No matter what industry or path you are transitioning from, these are great ways to start building up experience.
Building a career in cybersecurity can be extremely rewarding. With the right exposure to the various domains and career paths, along with a creative strategy for building up experience – you’re well poised to succeed!
Frequently asked questions
To pursue a career in cybersecurity, you need a strong foundation in computer systems and networks, along with skills in areas such as programming, risk management, and information security. Some essential skills include knowledge of operating systems, networking protocols, cryptography, vulnerability assessment, incident response, and security frameworks. Strong analytical and problem-solving skills, attention to detail, and a continuous learning mindset are also crucial.
While a degree in computer science, information technology, or a related field can be beneficial, it is not always a strict requirement. However, certain certifications are highly valued in the cybersecurity field. Examples include Certified Information Systems Security Professional (CISSP), Certified Ethical Hacker (CEH), Certified Information Security Manager (CISM), and CompTIA Security+. These certifications validate your knowledge and expertise in specific areas of cybersecurity, and they can enhance your job prospects.
Gaining practical experience in cybersecurity is crucial. You can start by setting up a lab environment to practice different techniques and tools.

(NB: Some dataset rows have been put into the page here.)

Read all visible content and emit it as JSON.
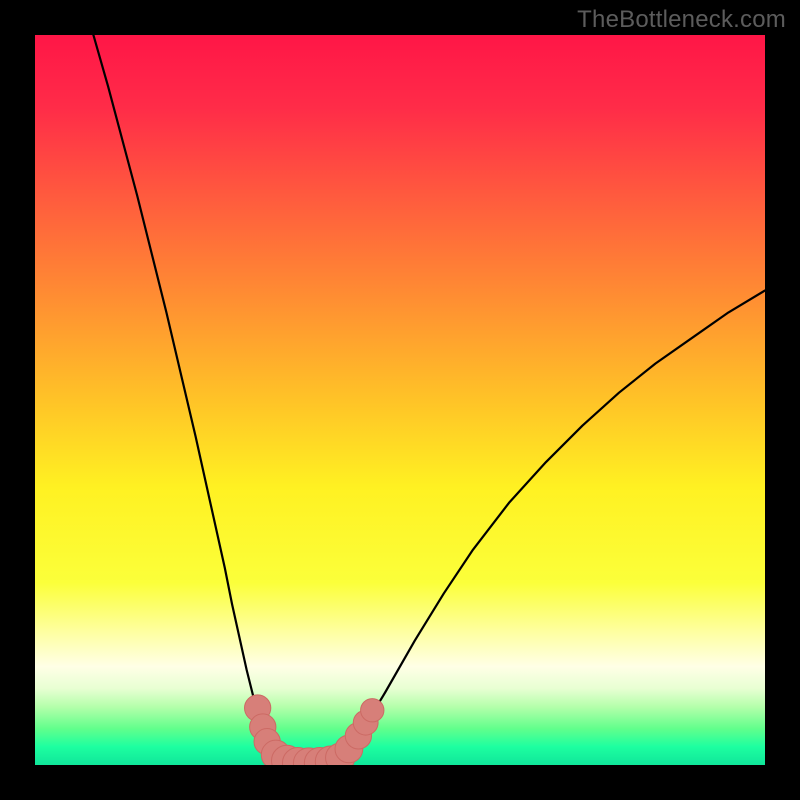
{
  "watermark": "TheBottleneck.com",
  "colors": {
    "frame": "#000000",
    "curve": "#000000",
    "marker_fill": "#d77f79",
    "marker_stroke": "#cc6a64",
    "gradient_stops": [
      {
        "offset": 0.0,
        "color": "#ff1647"
      },
      {
        "offset": 0.1,
        "color": "#ff2c48"
      },
      {
        "offset": 0.22,
        "color": "#ff5a3e"
      },
      {
        "offset": 0.35,
        "color": "#ff8a33"
      },
      {
        "offset": 0.5,
        "color": "#ffc327"
      },
      {
        "offset": 0.62,
        "color": "#fff122"
      },
      {
        "offset": 0.75,
        "color": "#fbff3a"
      },
      {
        "offset": 0.82,
        "color": "#feffa4"
      },
      {
        "offset": 0.865,
        "color": "#ffffe6"
      },
      {
        "offset": 0.895,
        "color": "#e8ffd3"
      },
      {
        "offset": 0.92,
        "color": "#b5ffab"
      },
      {
        "offset": 0.95,
        "color": "#62ff8c"
      },
      {
        "offset": 0.975,
        "color": "#1dffa0"
      },
      {
        "offset": 1.0,
        "color": "#10e69a"
      }
    ]
  },
  "chart_data": {
    "type": "line",
    "title": "",
    "xlabel": "",
    "ylabel": "",
    "xlim": [
      0,
      100
    ],
    "ylim": [
      0,
      100
    ],
    "grid": false,
    "series": [
      {
        "name": "left-branch",
        "x": [
          8,
          10,
          12,
          14,
          16,
          18,
          20,
          22,
          24,
          26,
          27,
          28,
          29,
          30,
          31,
          32,
          33,
          34
        ],
        "y": [
          100,
          93,
          85.5,
          78,
          70,
          62,
          53.5,
          45,
          36,
          27,
          22,
          17.5,
          13,
          9,
          5.5,
          3,
          1.3,
          0.5
        ]
      },
      {
        "name": "valley-floor",
        "x": [
          34,
          36,
          38,
          40,
          41.5
        ],
        "y": [
          0.5,
          0.2,
          0.2,
          0.3,
          0.5
        ]
      },
      {
        "name": "right-branch",
        "x": [
          41.5,
          43,
          45,
          48,
          52,
          56,
          60,
          65,
          70,
          75,
          80,
          85,
          90,
          95,
          100
        ],
        "y": [
          0.5,
          2,
          5,
          10,
          17,
          23.5,
          29.5,
          36,
          41.5,
          46.5,
          51,
          55,
          58.5,
          62,
          65
        ]
      }
    ],
    "markers": {
      "name": "highlight-cluster",
      "points": [
        {
          "x": 30.5,
          "y": 7.8,
          "r": 1.8
        },
        {
          "x": 31.2,
          "y": 5.2,
          "r": 1.8
        },
        {
          "x": 31.8,
          "y": 3.2,
          "r": 1.8
        },
        {
          "x": 33.0,
          "y": 1.4,
          "r": 2.0
        },
        {
          "x": 34.5,
          "y": 0.6,
          "r": 2.1
        },
        {
          "x": 36.0,
          "y": 0.3,
          "r": 2.1
        },
        {
          "x": 37.5,
          "y": 0.25,
          "r": 2.1
        },
        {
          "x": 39.0,
          "y": 0.3,
          "r": 2.1
        },
        {
          "x": 40.5,
          "y": 0.5,
          "r": 2.1
        },
        {
          "x": 41.8,
          "y": 1.0,
          "r": 2.0
        },
        {
          "x": 43.0,
          "y": 2.2,
          "r": 1.9
        },
        {
          "x": 44.3,
          "y": 4.0,
          "r": 1.8
        },
        {
          "x": 45.3,
          "y": 5.8,
          "r": 1.7
        },
        {
          "x": 46.2,
          "y": 7.5,
          "r": 1.6
        }
      ]
    }
  }
}
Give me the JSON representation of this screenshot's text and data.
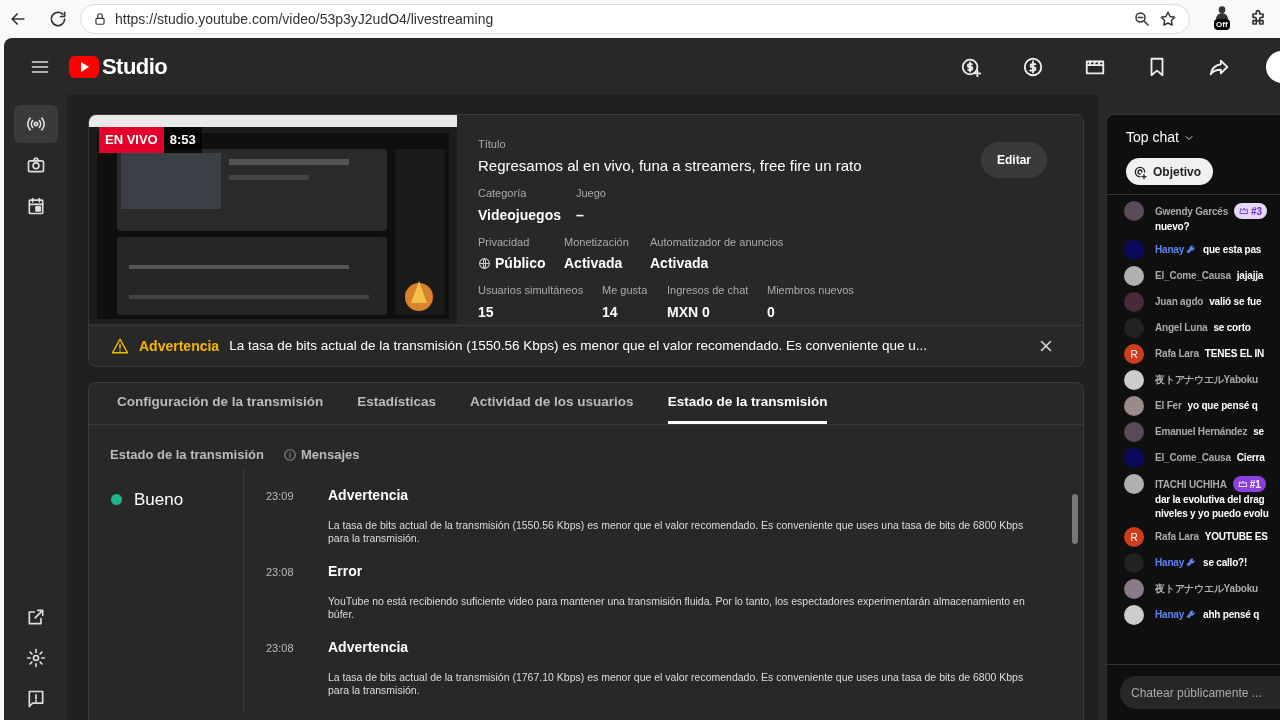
{
  "browser": {
    "url": "https://studio.youtube.com/video/53p3yJ2udO4/livestreaming",
    "extension_badge": "Off"
  },
  "header": {
    "logo": "Studio"
  },
  "nav": {
    "top": [
      {
        "selected": true
      },
      {
        "selected": false
      },
      {
        "selected": false
      }
    ]
  },
  "preview": {
    "live_badge": "EN VIVO",
    "elapsed": "8:53"
  },
  "details": {
    "title_label": "Título",
    "title": "Regresamos al en vivo, funa a streamers, free fire un rato",
    "edit_button": "Editar",
    "rows": [
      [
        {
          "label": "Categoría",
          "value": "Videojuegos"
        },
        {
          "label": "Juego",
          "value": "–"
        }
      ],
      [
        {
          "label": "Privacidad",
          "value": "Público",
          "kind": "globe"
        },
        {
          "label": "Monetización",
          "value": "Activada"
        },
        {
          "label": "Automatizador de anuncios",
          "value": "Activada"
        }
      ],
      [
        {
          "label": "Usuarios simultáneos",
          "value": "15"
        },
        {
          "label": "Me gusta",
          "value": "14"
        },
        {
          "label": "Ingresos de chat",
          "value": "MXN 0"
        },
        {
          "label": "Miembros nuevos",
          "value": "0"
        }
      ]
    ]
  },
  "warning": {
    "label": "Advertencia",
    "text": "La tasa de bits actual de la transmisión (1550.56 Kbps) es menor que el valor recomendado. Es conveniente que u..."
  },
  "tabs": [
    {
      "label": "Configuración de la transmisión",
      "selected": false
    },
    {
      "label": "Estadísticas",
      "selected": false
    },
    {
      "label": "Actividad de los usuarios",
      "selected": false
    },
    {
      "label": "Estado de la transmisión",
      "selected": true
    }
  ],
  "status": {
    "heading": "Estado de la transmisión",
    "messages_heading": "Mensajes",
    "state": "Bueno",
    "color": "#1fb58a",
    "messages": [
      {
        "time": "23:09",
        "title": "Advertencia",
        "body": "La tasa de bits actual de la transmisión (1550.56 Kbps) es menor que el valor recomendado. Es conveniente que uses una tasa de bits de 6800 Kbps para la transmisión."
      },
      {
        "time": "23:08",
        "title": "Error",
        "body": "YouTube no está recibiendo suficiente video para mantener una transmisión fluida. Por lo tanto, los espectadores experimentarán almacenamiento en búfer."
      },
      {
        "time": "23:08",
        "title": "Advertencia",
        "body": "La tasa de bits actual de la transmisión (1767.10 Kbps) es menor que el valor recomendado. Es conveniente que uses una tasa de bits de 6800 Kbps para la transmisión."
      }
    ]
  },
  "chat": {
    "title": "Top chat",
    "goal_button": "Objetivo",
    "placeholder": "Chatear públicamente ...",
    "messages": [
      {
        "author": "Gwendy Garcés",
        "badge": {
          "text": "#3",
          "color": "#e6d7fb"
        },
        "lines": [
          "nuevo?"
        ]
      },
      {
        "author": "Hanay",
        "kind": "moderator",
        "lines": [
          "que esta pas"
        ]
      },
      {
        "author": "El_Come_Causa",
        "lines": [
          "jajajja"
        ]
      },
      {
        "author": "Juan agdo",
        "lines": [
          "valió se fue"
        ]
      },
      {
        "author": "Angel Luna",
        "lines": [
          "se corto"
        ]
      },
      {
        "author": "Rafa Lara",
        "avatar_letter": "R",
        "lines": [
          "TENES EL IN"
        ]
      },
      {
        "author": "夜トアナウエルYaboku"
      },
      {
        "author": "El Fer",
        "lines": [
          "yo que pensé q"
        ]
      },
      {
        "author": "Emanuel Hernández",
        "lines": [
          "se"
        ]
      },
      {
        "author": "El_Come_Causa",
        "lines": [
          "Cierra"
        ]
      },
      {
        "author": "ITACHI UCHIHA",
        "badge": {
          "text": "#1",
          "color": "#8b3fe0"
        },
        "lines": [
          "dar la evolutiva del drag",
          "niveles y yo puedo evolu"
        ]
      },
      {
        "author": "Rafa Lara",
        "avatar_letter": "R",
        "lines": [
          "YOUTUBE ES"
        ]
      },
      {
        "author": "Hanay",
        "kind": "moderator",
        "lines": [
          "se callo?!"
        ]
      },
      {
        "author": "夜トアナウエルYaboku"
      },
      {
        "author": "Hanay",
        "kind": "moderator",
        "lines": [
          "ahh pensé q"
        ]
      }
    ]
  }
}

Participating in capture-the-flag (CTF) competitions and online cybersecurity challenges can also help you develop practical skills. Additionally, consider seeking internships, volunteer work, or part-time positions with organizations that offer exposure to real-world cybersecurity scenarios. Building personal projects, contributing to open-source projects, and engaging in bug bounty programs can further showcase your abilities.
There are numerous online resources and courses available to learn about cybersecurity. Some popular platforms include Coursera, Udemy, edX, and Cybrary. Specific courses like “Introduction to Cybersecurity” by Cisco Networking Academy, “Cybersecurity Fundamentals” by IBM, and “The Complete Cyber Security Course” by Nathan House are highly recommended. Open-source resources like OWASP, NIST publications, and the SANS Institute also provide valuable cybersecurity knowledge.
While proficiency in multiple programming languages is beneficial, certain languages are commonly used in cybersecurity. Python is highly recommended due to its versatility and extensive libraries for security-related tasks. Additionally, knowledge of languages such as C/C++, Java, PowerShell, and scripting languages like Bash or PowerShell can be valuable for tasks like reverse engineering, exploit development, and automation.